• **EXERCISE GOAL**
An exact copy of every record below is required, with the pictures left out.

• **DATASET RECORDS**

= Beginning of Section =

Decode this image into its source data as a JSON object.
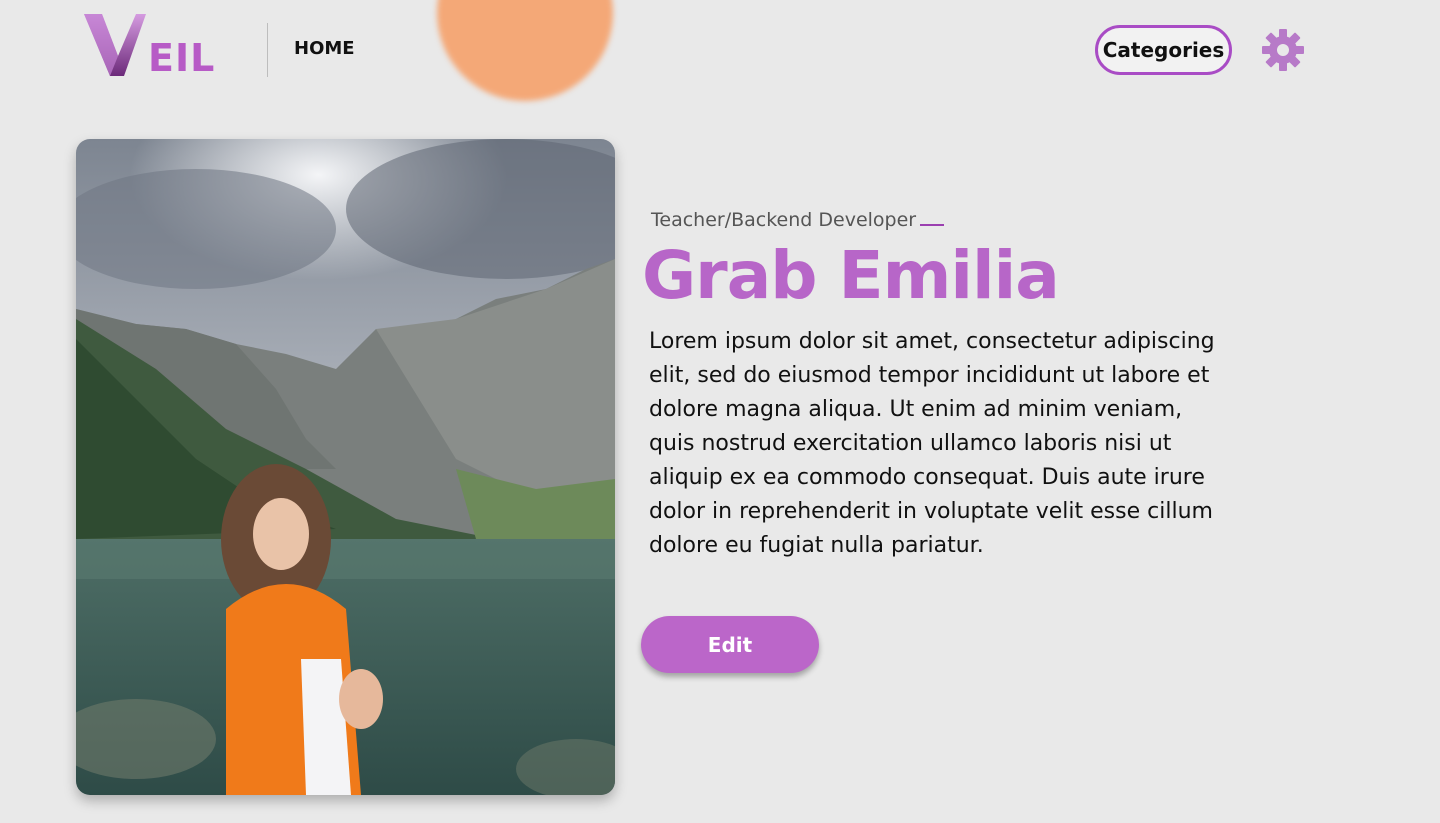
{
  "header": {
    "logo_text": "EIL",
    "nav_home": "HOME",
    "categories_label": "Categories",
    "settings_icon": "gear-icon"
  },
  "profile": {
    "photo_description": "profile-photo",
    "role": "Teacher/Backend Developer",
    "name": "Grab Emilia",
    "bio": " Lorem ipsum dolor sit amet, consectetur adipiscing elit, sed do eiusmod tempor incididunt ut labore et dolore magna aliqua. Ut enim ad minim veniam, quis nostrud exercitation ullamco laboris nisi ut aliquip ex ea commodo consequat. Duis aute irure dolor in reprehenderit in voluptate velit esse cillum dolore eu fugiat nulla pariatur.",
    "edit_label": "Edit"
  },
  "colors": {
    "accent": "#b766c8",
    "button": "#bb66c9",
    "border": "#a94cc5",
    "blob": "#f4a877",
    "background": "#e9e9e9"
  }
}
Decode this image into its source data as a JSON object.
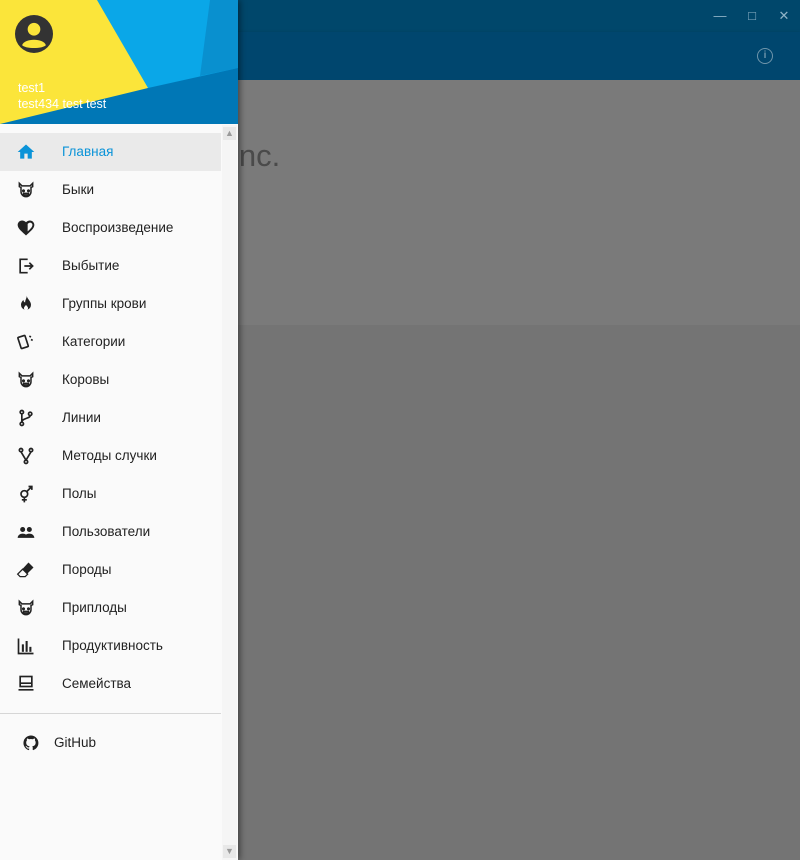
{
  "window": {
    "minimize_icon": "minimize-icon",
    "maximize_icon": "maximize-icon",
    "close_icon": "close-icon"
  },
  "background": {
    "title_fragment": "inc."
  },
  "drawer": {
    "user": {
      "name": "test1",
      "email": "test434 test test"
    },
    "items": [
      {
        "label": "Главная",
        "icon": "home-icon",
        "active": true
      },
      {
        "label": "Быки",
        "icon": "cow-icon"
      },
      {
        "label": "Воспроизведение",
        "icon": "heart-half-icon"
      },
      {
        "label": "Выбытие",
        "icon": "logout-icon"
      },
      {
        "label": "Группы крови",
        "icon": "fire-icon"
      },
      {
        "label": "Категории",
        "icon": "cards-icon"
      },
      {
        "label": "Коровы",
        "icon": "cow-icon"
      },
      {
        "label": "Линии",
        "icon": "source-branch-icon"
      },
      {
        "label": "Методы случки",
        "icon": "source-fork-icon"
      },
      {
        "label": "Полы",
        "icon": "gender-icon"
      },
      {
        "label": "Пользователи",
        "icon": "people-icon"
      },
      {
        "label": "Породы",
        "icon": "eraser-icon"
      },
      {
        "label": "Приплоды",
        "icon": "cow-icon"
      },
      {
        "label": "Продуктивность",
        "icon": "bar-chart-icon"
      },
      {
        "label": "Семейства",
        "icon": "laptop-icon"
      }
    ],
    "github": {
      "label": "GitHub",
      "icon": "github-icon"
    }
  },
  "colors": {
    "accent": "#0a93d8",
    "titlebar": "#00476b",
    "appbar": "#00466e",
    "header_yellow": "#fbe53a",
    "header_blue": "#0aa7e8"
  }
}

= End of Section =

• **EXPECTED ANSWER**
Decode this image into its source data as a JSON object.
{
  "header": {
    "logo_text": "EIL",
    "nav_home": "HOME",
    "categories_label": "Categories",
    "settings_icon": "gear-icon"
  },
  "profile": {
    "photo_description": "profile-photo",
    "role": "Teacher/Backend Developer",
    "name": "Grab Emilia",
    "bio": " Lorem ipsum dolor sit amet, consectetur adipiscing elit, sed do eiusmod tempor incididunt ut labore et dolore magna aliqua. Ut enim ad minim veniam, quis nostrud exercitation ullamco laboris nisi ut aliquip ex ea commodo consequat. Duis aute irure dolor in reprehenderit in voluptate velit esse cillum dolore eu fugiat nulla pariatur.",
    "edit_label": "Edit"
  },
  "colors": {
    "accent": "#b766c8",
    "button": "#bb66c9",
    "border": "#a94cc5",
    "blob": "#f4a877",
    "background": "#e9e9e9"
  }
}
Decode this image into its source data as a JSON object.
{
  "window": {
    "minimize_icon": "minimize-icon",
    "maximize_icon": "maximize-icon",
    "close_icon": "close-icon"
  },
  "background": {
    "title_fragment": "inc."
  },
  "drawer": {
    "user": {
      "name": "test1",
      "email": "test434 test test"
    },
    "items": [
      {
        "label": "Главная",
        "icon": "home-icon",
        "active": true
      },
      {
        "label": "Быки",
        "icon": "cow-icon"
      },
      {
        "label": "Воспроизведение",
        "icon": "heart-half-icon"
      },
      {
        "label": "Выбытие",
        "icon": "logout-icon"
      },
      {
        "label": "Группы крови",
        "icon": "fire-icon"
      },
      {
        "label": "Категории",
        "icon": "cards-icon"
      },
      {
        "label": "Коровы",
        "icon": "cow-icon"
      },
      {
        "label": "Линии",
        "icon": "source-branch-icon"
      },
      {
        "label": "Методы случки",
        "icon": "source-fork-icon"
      },
      {
        "label": "Полы",
        "icon": "gender-icon"
      },
      {
        "label": "Пользователи",
        "icon": "people-icon"
      },
      {
        "label": "Породы",
        "icon": "eraser-icon"
      },
      {
        "label": "Приплоды",
        "icon": "cow-icon"
      },
      {
        "label": "Продуктивность",
        "icon": "bar-chart-icon"
      },
      {
        "label": "Семейства",
        "icon": "laptop-icon"
      }
    ],
    "github": {
      "label": "GitHub",
      "icon": "github-icon"
    }
  },
  "colors": {
    "accent": "#0a93d8",
    "titlebar": "#00476b",
    "appbar": "#00466e",
    "header_yellow": "#fbe53a",
    "header_blue": "#0aa7e8"
  }
}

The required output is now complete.